“Tool” is almost exclusively used dismissively in dance music criticism, but must every track hold up unlayered, unmixed, or otherwise isolated? Some brilliant club tunes deserve your headphoned attention, but I think we critics sometimes lose sight of where classic moments in dance music occur — on the floor, with a deft selector manning the decks. Toronto’s Stuart Li, known in grimy house music circles as Basic Soul Unit, has become a DJ’s favorite for the very reason many of us might usually click the skip button: save his “Panorama Bar 02 | Part I” A-side, “Things Pass” from this fall, which found Li in veritable anthem mode, they’re unabashedly tracky.
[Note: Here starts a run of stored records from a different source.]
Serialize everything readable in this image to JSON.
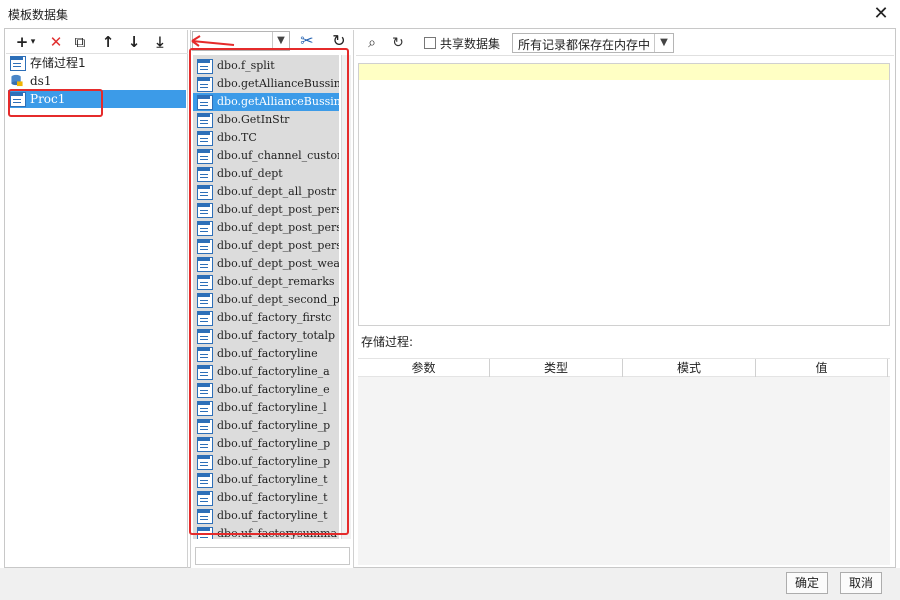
{
  "window": {
    "title": "模板数据集",
    "close_glyph": "✕"
  },
  "left_toolbar": {
    "add": "+",
    "add_caret": "▾",
    "delete": "✕",
    "copy": "⧉",
    "up": "↑",
    "down": "↓",
    "move_bottom": "⤓"
  },
  "tree": {
    "items": [
      {
        "label": "存储过程1",
        "icon": "table-icon",
        "selected": false
      },
      {
        "label": "ds1",
        "icon": "database-lock-icon",
        "selected": false
      },
      {
        "label": "Proc1",
        "icon": "table-icon",
        "selected": true
      }
    ]
  },
  "middle": {
    "combo_value": "",
    "edit_glyph": "✂",
    "refresh_glyph": "↻",
    "procedures": [
      "dbo.f_split",
      "dbo.getAllianceBussin",
      "dbo.getAllianceBussin",
      "dbo.GetInStr",
      "dbo.TC",
      "dbo.uf_channel_custom",
      "dbo.uf_dept",
      "dbo.uf_dept_all_postr",
      "dbo.uf_dept_post_pers",
      "dbo.uf_dept_post_pers",
      "dbo.uf_dept_post_pers",
      "dbo.uf_dept_post_weav",
      "dbo.uf_dept_remarks",
      "dbo.uf_dept_second_p",
      "dbo.uf_factory_firstc",
      "dbo.uf_factory_totalp",
      "dbo.uf_factoryline",
      "dbo.uf_factoryline_a",
      "dbo.uf_factoryline_e",
      "dbo.uf_factoryline_l",
      "dbo.uf_factoryline_p",
      "dbo.uf_factoryline_p",
      "dbo.uf_factoryline_p",
      "dbo.uf_factoryline_t",
      "dbo.uf_factoryline_t",
      "dbo.uf_factoryline_t",
      "dbo.uf_factorysumma"
    ],
    "selected_index": 2
  },
  "right_toolbar": {
    "preview_glyph": "⌕",
    "refresh_glyph": "↻",
    "share_label": "共享数据集",
    "share_checked": false,
    "storage_mode": "所有记录都保存在内存中"
  },
  "proc_section": {
    "label": "存储过程:",
    "columns": [
      "参数",
      "类型",
      "模式",
      "值"
    ]
  },
  "buttons": {
    "ok": "确定",
    "cancel": "取消"
  }
}
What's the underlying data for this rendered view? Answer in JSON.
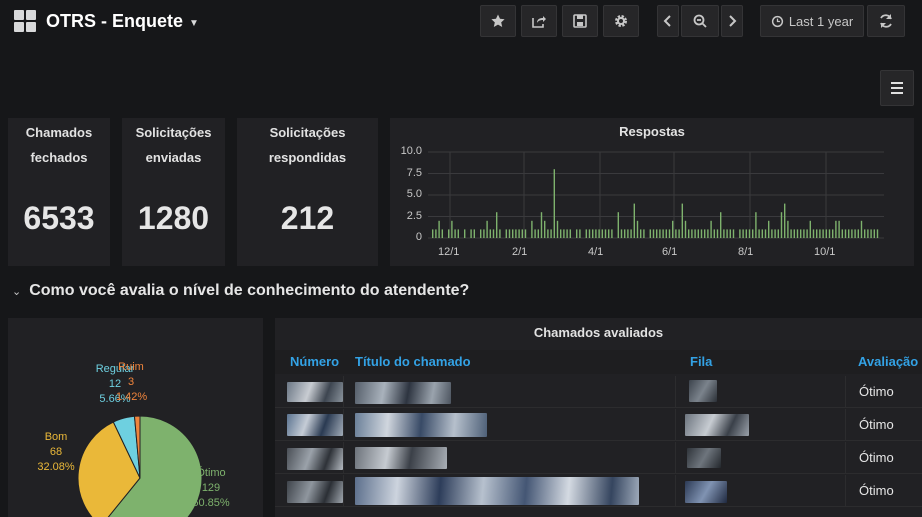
{
  "header": {
    "title": "OTRS - Enquete",
    "time_range": "Last 1 year"
  },
  "stats": [
    {
      "title_line1": "Chamados",
      "title_line2": "fechados",
      "value": "6533"
    },
    {
      "title_line1": "Solicitações",
      "title_line2": "enviadas",
      "value": "1280"
    },
    {
      "title_line1": "Solicitações",
      "title_line2": "respondidas",
      "value": "212"
    }
  ],
  "graph": {
    "title": "Respostas",
    "chart_data": {
      "type": "bar",
      "title": "Respostas",
      "ylim": [
        0,
        10
      ],
      "yticks": [
        "10.0",
        "7.5",
        "5.0",
        "2.5",
        "0"
      ],
      "xticks": [
        "12/1",
        "2/1",
        "4/1",
        "6/1",
        "8/1",
        "10/1"
      ],
      "color": "#7eb26d",
      "values": [
        1,
        1,
        2,
        1,
        0,
        1,
        2,
        1,
        1,
        0,
        1,
        0,
        1,
        1,
        0,
        1,
        1,
        2,
        1,
        1,
        3,
        1,
        0,
        1,
        1,
        1,
        1,
        1,
        1,
        1,
        0,
        2,
        1,
        1,
        3,
        2,
        1,
        1,
        8,
        2,
        1,
        1,
        1,
        1,
        0,
        1,
        1,
        0,
        1,
        1,
        1,
        1,
        1,
        1,
        1,
        1,
        1,
        0,
        3,
        1,
        1,
        1,
        1,
        4,
        2,
        1,
        1,
        0,
        1,
        1,
        1,
        1,
        1,
        1,
        1,
        2,
        1,
        1,
        4,
        2,
        1,
        1,
        1,
        1,
        1,
        1,
        1,
        2,
        1,
        1,
        3,
        1,
        1,
        1,
        1,
        0,
        1,
        1,
        1,
        1,
        1,
        3,
        1,
        1,
        1,
        2,
        1,
        1,
        1,
        3,
        4,
        2,
        1,
        1,
        1,
        1,
        1,
        1,
        2,
        1,
        1,
        1,
        1,
        1,
        1,
        1,
        2,
        2,
        1,
        1,
        1,
        1,
        1,
        1,
        2,
        1,
        1,
        1,
        1,
        1
      ]
    }
  },
  "section": {
    "title": "Como você avalia o nível de conhecimento do atendente?"
  },
  "pie": {
    "chart_data": {
      "type": "pie",
      "slices": [
        {
          "label": "Ótimo",
          "count": "129",
          "percent": "60.85%",
          "value": 129,
          "color": "#7eb26d"
        },
        {
          "label": "Bom",
          "count": "68",
          "percent": "32.08%",
          "value": 68,
          "color": "#eab839"
        },
        {
          "label": "Regular",
          "count": "12",
          "percent": "5.66%",
          "value": 12,
          "color": "#6ed0e0"
        },
        {
          "label": "Ruim",
          "count": "3",
          "percent": "1.42%",
          "value": 3,
          "color": "#ef843c"
        }
      ]
    }
  },
  "table": {
    "title": "Chamados avaliados",
    "columns": [
      "Número",
      "Título do chamado",
      "Fila",
      "Avaliação"
    ],
    "rows": [
      {
        "rating": "Ótimo"
      },
      {
        "rating": "Ótimo"
      },
      {
        "rating": "Ótimo"
      },
      {
        "rating": "Ótimo"
      }
    ]
  }
}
While Basic Soul Unit’s recent “Basic Necessity EP” for New Kanada might not contain a DJ’s main event, its contents provide the sort of sinews that hold great sets together, bridging the gap between the energy of one showcase track and the next.
While the “Basic Necessity EP” skews minimal in its composition, its sound palate stands firmly in the American old school, grabbing liberally from squelchy Chicago house and reduced Detroit techno. Li has kept the good vibes confined to Maurice Fulton-friendly opener “Hope.Unity.Vision,” where perky, ascending bass eggs on hyperactive hi-hats for close to eight minutes. I could have done without the sampled platitudes that give this track its title, but when dissonant synths bite their way through all this positivity, I’m suddenly willing to give them the benefit of the doubt. For my money, though, B-side wins this slab big. Basic Soul Unit may have sent another track to Ostgut Ton this year, but “Basic Necessity” could easily have been its substitute. Deep bass and dark acid flourishes gallop toward morning, pausing only for momentary clangs you’d imagine ripping through the most far-flung of warehouses. Slower but with as healthy a dollop of bass-bin dread, “Rhythm No. 1″ took a few listens for me to warm up to, but its stuttering drums and melodic ambiguity have finally revealed themselves to be another excellent trick up my sleeve. As a critic, I found that my appreciation of the “Basic Necessity EP,” if not of Basic Soul Unit in general, greatly increased once I took my headphones off, clicked on my second turntable, and started working these jams into my regular rotation. Home listeners beware: this one is marked “Club Use Only.”